Information, Communication and Society, Forthcoming
29 Pages Posted: 7 Mar 2016 Last revised: 7 May 2016
Date Written: March 1, 2016
E-petitioning platforms are increasingly popular in Western democracies and considered by some lawmakers and scholars to enhance citizen participation in political decision-making. In addition to social media and other channels for informal political communication, online petitioning is regarded as both an instrument to afford citizens a more important role in the political process and allow them to express support for issues which they find relevant. Building on existing pre-internet systems, e-petitioning websites are increasingly implemented to make it easier and faster to set up and sign petitions. However, little attention has so far been given to the relationship between different styles of usage and the causes supported by different groups of users. The functional difference between signing paper-based petitions versus doing so online is especially notable with regard to users who sign large numbers of petitions. To characterize this relationship, we examine the intensity of user participation in the German Bundestag’s online petitioning platform through the lens of platform data collected over a period of five years, and conduct an analysis of highly active users and their political preferences. We find that users who sign just a single petition favor different policy areas than those who sign many petitions on a variety of issues. We conclude our analysis with observations on the potential of behavioral data for assessing the dynamics of online participation, and suggest that quantity (the number of signed petitions) and quality (favored policy areas) need more systematic joint assessment.
Keywords: petitioning, political participation online, behavioral data, content analysis
Suggested Citation: Suggested Citation
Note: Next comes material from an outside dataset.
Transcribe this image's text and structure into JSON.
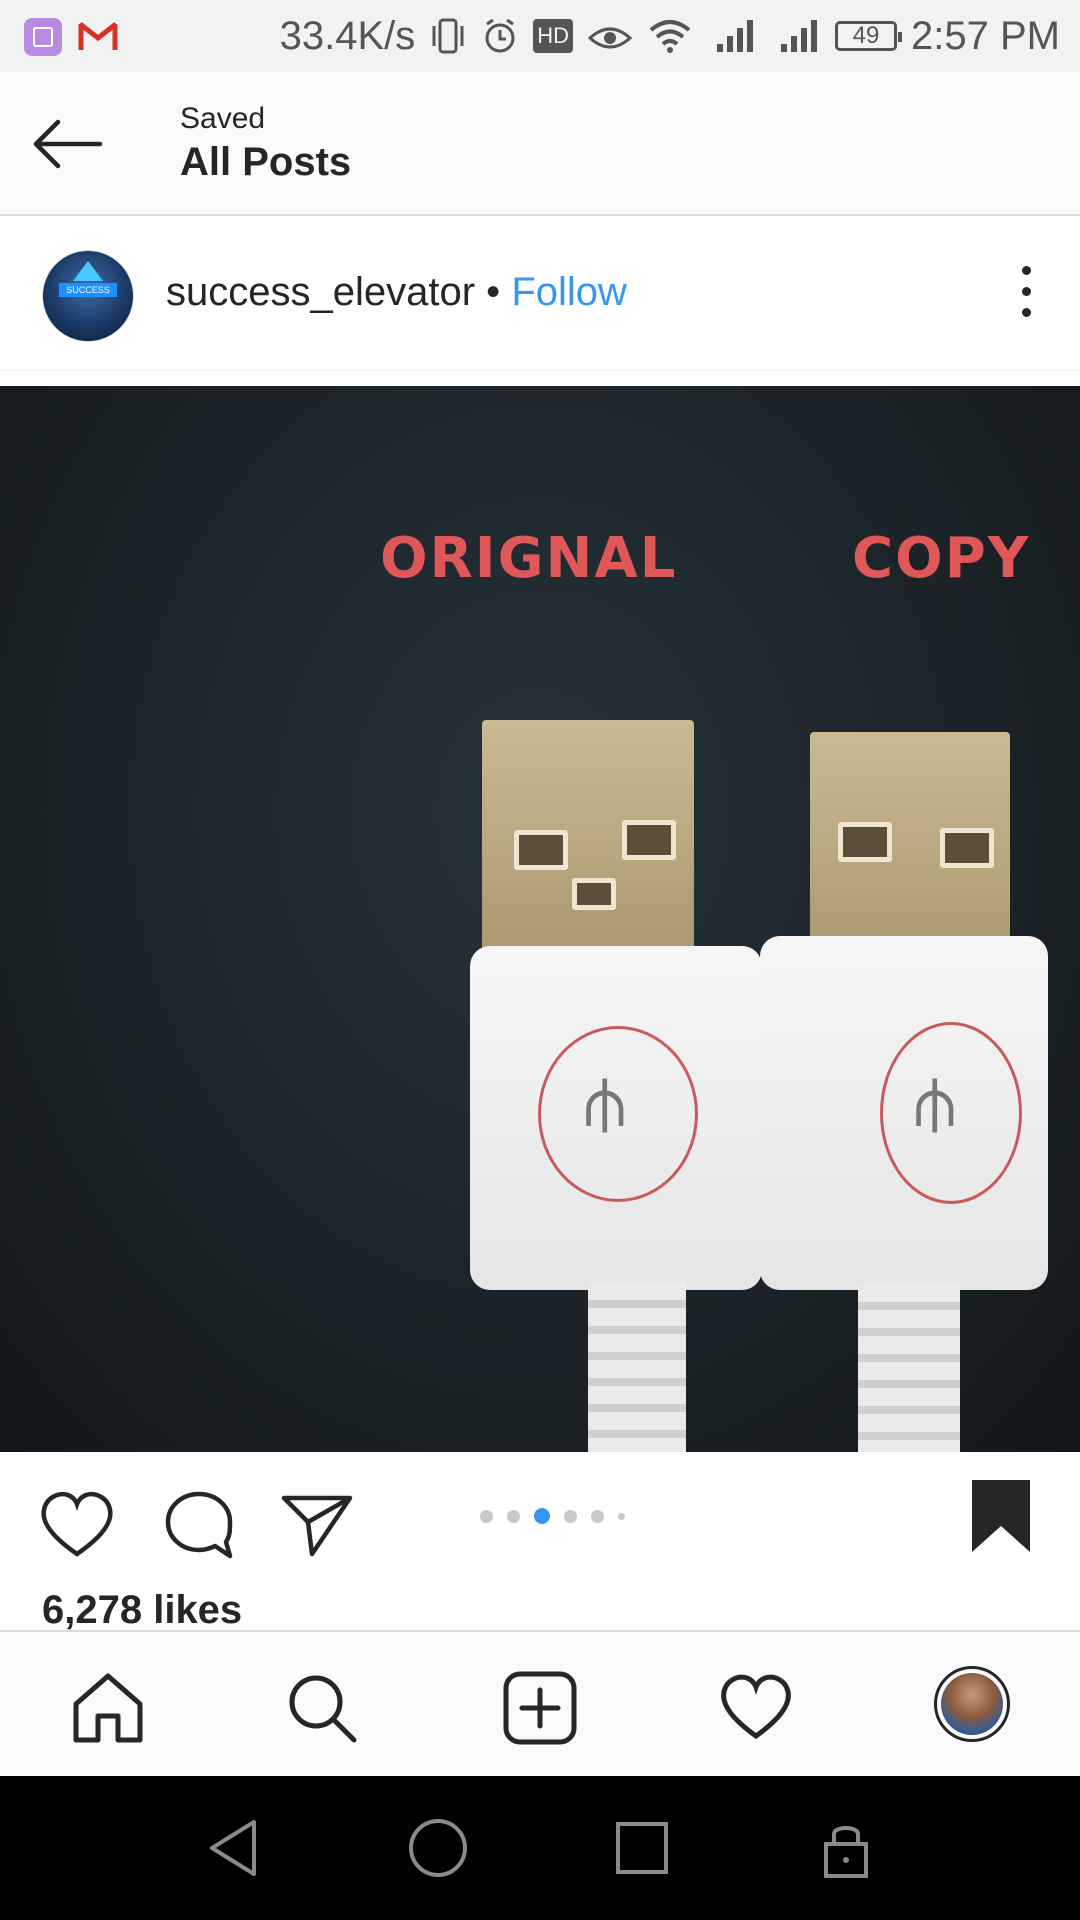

Puschmann, Cornelius and Bastos, Marco T. and Schmidt, Jan-Hinrik, Birds of a Feather Petition Together? Characterizing E-Petitioning Through the Lens of Platform Data (March 1, 2016). Information, Communication and Society, Forthcoming. Available at SSRN: https://ssrn.com/abstract=2741795 or http://dx.doi.org/10.2139/ssrn.2741795